Hong Kong-based employees regard employer actions such as providing surgical masks, allowing flexible working hours and making work-from-home arrangements as most effective in making them feel well supported, according to the survey.

Meanwhile, Singaporeans focus more on companies’ provision of sanitiser, announcement of health and hygiene guidelines, and more frequent cleaning of the work environment.

Respondents from Hong Kong also appear to be more concerned about the epidemic’s impact on the local economy. Nearly 60 per cent of them believe the virus will have a “very negative” impact on the city’s economy, while only a quarter of those in Singapore think the same.

Since the outbreak erupted in central China’s Hubei province early in the year, the novel virus has led to 104 infections in Hong Kong and 112 in Singapore. Two people have died from the disease in Hong Kong, while no deaths have yet to be recorded in Singapore. Globally, more than 95,000 people have been infected, and more than 3,280 have died.

The government of Hong Kong asked the city’s civil servants to work from home during the whole of February to contain the spreading virus. Most of them returned to their offices on Monday. Primary and secondary schools have been suspended until April 20.
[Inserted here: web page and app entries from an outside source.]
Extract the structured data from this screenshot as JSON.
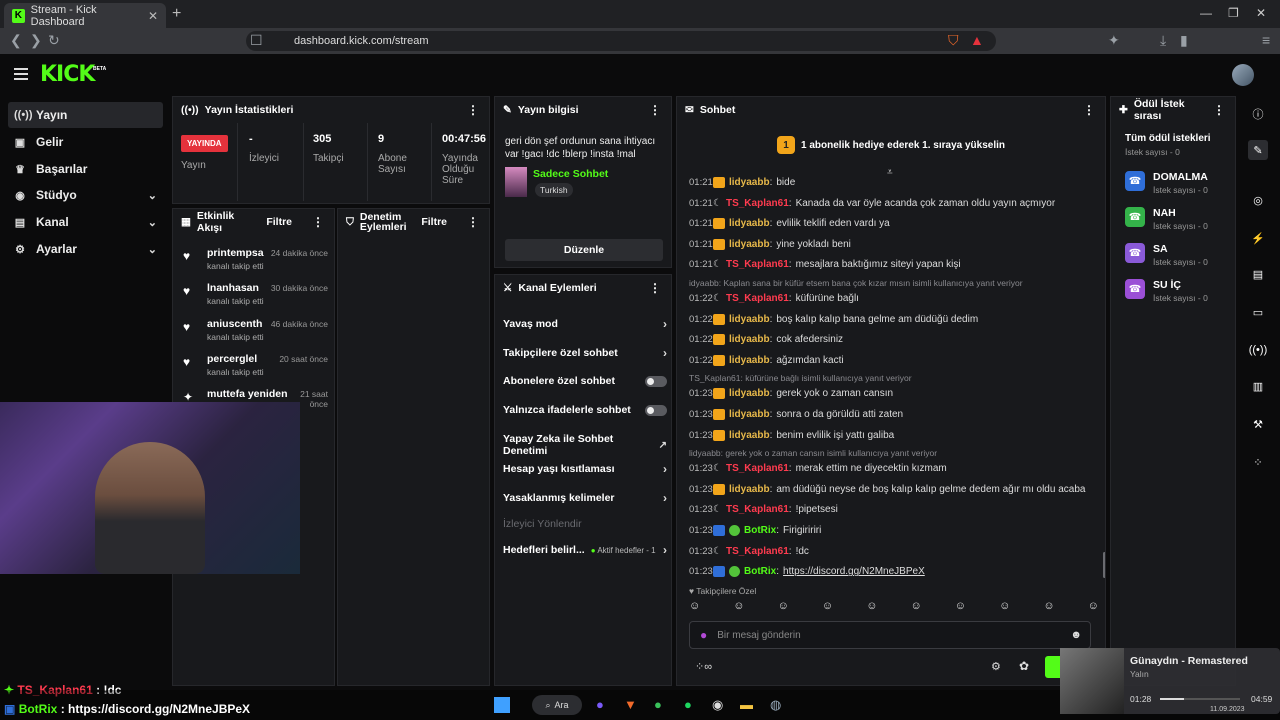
{
  "browser": {
    "tab_title": "Stream - Kick Dashboard",
    "url": "dashboard.kick.com/stream"
  },
  "app": {
    "logo": "KICK",
    "logo_badge": "BETA"
  },
  "sidebar": {
    "items": [
      {
        "label": "Yayın",
        "icon": "broadcast-icon"
      },
      {
        "label": "Gelir",
        "icon": "wallet-icon"
      },
      {
        "label": "Başarılar",
        "icon": "trophy-icon"
      },
      {
        "label": "Stüdyo",
        "icon": "studio-icon"
      },
      {
        "label": "Kanal",
        "icon": "user-icon"
      },
      {
        "label": "Ayarlar",
        "icon": "gear-icon"
      }
    ]
  },
  "stats": {
    "title": "Yayın İstatistikleri",
    "live_badge": "YAYINDA",
    "live_label": "Yayın",
    "viewers_value": "-",
    "viewers_label": "İzleyici",
    "followers_value": "305",
    "followers_label": "Takipçi",
    "subs_value": "9",
    "subs_label": "Abone Sayısı",
    "duration_value": "00:47:56",
    "duration_label": "Yayında Olduğu Süre"
  },
  "activity": {
    "title": "Etkinlik Akışı",
    "filter": "Filtre",
    "items": [
      {
        "name": "printempsa",
        "time": "24 dakika önce",
        "sub": "kanalı takip etti"
      },
      {
        "name": "lnanhasan",
        "time": "30 dakika önce",
        "sub": "kanalı takip etti"
      },
      {
        "name": "aniuscenth",
        "time": "46 dakika önce",
        "sub": "kanalı takip etti"
      },
      {
        "name": "percerglel",
        "time": "20 saat önce",
        "sub": "kanalı takip etti"
      },
      {
        "name": "muttefa yeniden",
        "time": "21 saat önce",
        "sub": ""
      }
    ]
  },
  "moderation": {
    "title": "Denetim Eylemleri",
    "filter": "Filtre"
  },
  "stream_info": {
    "title": "Yayın bilgisi",
    "stream_title": "geri dön şef ordunun sana ihtiyacı var !gacı !dc !blerp !insta !mal",
    "category": "Sadece Sohbet",
    "language_tag": "Turkish",
    "edit_button": "Düzenle"
  },
  "channel_actions": {
    "title": "Kanal Eylemleri",
    "items": [
      {
        "label": "Yavaş mod",
        "control": "chevron"
      },
      {
        "label": "Takipçilere özel sohbet",
        "control": "chevron"
      },
      {
        "label": "Abonelere özel sohbet",
        "control": "toggle"
      },
      {
        "label": "Yalnızca ifadelerle sohbet",
        "control": "toggle"
      },
      {
        "label": "Yapay Zeka ile Sohbet Denetimi",
        "control": "external"
      },
      {
        "label": "Hesap yaşı kısıtlaması",
        "control": "chevron"
      },
      {
        "label": "Yasaklanmış kelimeler",
        "control": "chevron"
      },
      {
        "label": "İzleyici Yönlendir",
        "control": "none"
      },
      {
        "label": "Hedefleri belirl...",
        "control": "chevron",
        "extra": "Aktif hedefler - 1"
      }
    ]
  },
  "chat": {
    "title": "Sohbet",
    "pinned": "1 abonelik hediye ederek 1. sıraya yükselin",
    "pinned_rank": "1",
    "followers_only": "Takipçilere Özel",
    "input_placeholder": "Bir mesaj gönderin",
    "messages": [
      {
        "time": "01:21",
        "badge": "crown",
        "user": "lidyaabb",
        "ucls": "u1",
        "text": "bide"
      },
      {
        "time": "01:21",
        "badge": "moon",
        "user": "TS_Kaplan61",
        "ucls": "u2",
        "text": "Kanada da var öyle acanda çok zaman oldu yayın açmıyor"
      },
      {
        "time": "01:21",
        "badge": "crown",
        "user": "lidyaabb",
        "ucls": "u1",
        "text": "evlilik teklifi eden vardı ya"
      },
      {
        "time": "01:21",
        "badge": "crown",
        "user": "lidyaabb",
        "ucls": "u1",
        "text": "yine yokladı beni"
      },
      {
        "time": "01:21",
        "badge": "moon",
        "user": "TS_Kaplan61",
        "ucls": "u2",
        "text": "mesajlara baktığımız siteyi yapan kişi"
      },
      {
        "reply": "idyaabb: Kaplan sana bir küfür etsem bana çok kızar mısın isimli kullanıcıya yanıt veriyor"
      },
      {
        "time": "01:22",
        "badge": "moon",
        "user": "TS_Kaplan61",
        "ucls": "u2",
        "text": "küfürüne bağlı"
      },
      {
        "time": "01:22",
        "badge": "crown",
        "user": "lidyaabb",
        "ucls": "u1",
        "text": "boş kalıp kalıp bana gelme am düdüğü dedim"
      },
      {
        "time": "01:22",
        "badge": "crown",
        "user": "lidyaabb",
        "ucls": "u1",
        "text": "cok afedersiniz"
      },
      {
        "time": "01:22",
        "badge": "crown",
        "user": "lidyaabb",
        "ucls": "u1",
        "text": "ağzımdan kacti"
      },
      {
        "reply": "TS_Kaplan61: küfürüne bağlı isimli kullanıcıya yanıt veriyor"
      },
      {
        "time": "01:23",
        "badge": "crown",
        "user": "lidyaabb",
        "ucls": "u1",
        "text": "gerek yok o zaman cansın"
      },
      {
        "time": "01:23",
        "badge": "crown",
        "user": "lidyaabb",
        "ucls": "u1",
        "text": "sonra o da görüldü atti zaten"
      },
      {
        "time": "01:23",
        "badge": "crown",
        "user": "lidyaabb",
        "ucls": "u1",
        "text": "benim evlilik işi yattı galiba"
      },
      {
        "reply": "lidyaabb: gerek yok o zaman cansın    isimli kullanıcıya yanıt veriyor"
      },
      {
        "time": "01:23",
        "badge": "moon",
        "user": "TS_Kaplan61",
        "ucls": "u2",
        "text": "merak ettim ne diyecektin kızmam"
      },
      {
        "time": "01:23",
        "badge": "crown",
        "user": "lidyaabb",
        "ucls": "u1",
        "text": "am düdüğü neyse de boş kalıp kalıp gelme dedem ağır mı oldu acaba"
      },
      {
        "time": "01:23",
        "badge": "moon",
        "user": "TS_Kaplan61",
        "ucls": "u2",
        "text": "!pipetsesi"
      },
      {
        "time": "01:23",
        "badge": "bot",
        "user": "BotRix",
        "ucls": "u3",
        "text": "Firigiririri"
      },
      {
        "time": "01:23",
        "badge": "moon",
        "user": "TS_Kaplan61",
        "ucls": "u2",
        "text": "!dc"
      },
      {
        "time": "01:23",
        "badge": "bot",
        "user": "BotRix",
        "ucls": "u3",
        "text": "https://discord.gg/N2MneJBPeX"
      }
    ]
  },
  "rewards": {
    "title": "Ödül İstek sırası",
    "all_title": "Tüm ödül istekleri",
    "all_sub": "İstek sayısı - 0",
    "items": [
      {
        "name": "DOMALMA",
        "sub": "İstek sayısı - 0",
        "color": "#2f6ed8"
      },
      {
        "name": "NAH",
        "sub": "İstek sayısı - 0",
        "color": "#34b34a"
      },
      {
        "name": "SA",
        "sub": "İstek sayısı - 0",
        "color": "#8a5ad8"
      },
      {
        "name": "SU İÇ",
        "sub": "İstek sayısı - 0",
        "color": "#9b4fd6"
      }
    ]
  },
  "overlay": {
    "line1_user": "TS_Kaplan61",
    "line1_text": ": !dc",
    "line2_user": "BotRix",
    "line2_text": ": https://discord.gg/N2MneJBPeX"
  },
  "taskbar": {
    "search": "Ara"
  },
  "music": {
    "title": "Günaydın - Remastered",
    "artist": "Yalın",
    "elapsed": "01:28",
    "total": "04:59",
    "date": "11.09.2023"
  },
  "colors": {
    "brand": "#53fc18",
    "live": "#e5323c"
  }
}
In Singapore, the government has suspended large gatherings in schools and elderly care facilities, while many private companies have told employees to work from home.

People in both cities are optimistic the crisis will have blown over by the summer.

About half of those polled in Hong Kong think the epidemic will be over by the end of May, with another fifth of them believing it could drag on into June. Singaporean respondents gave similar estimates.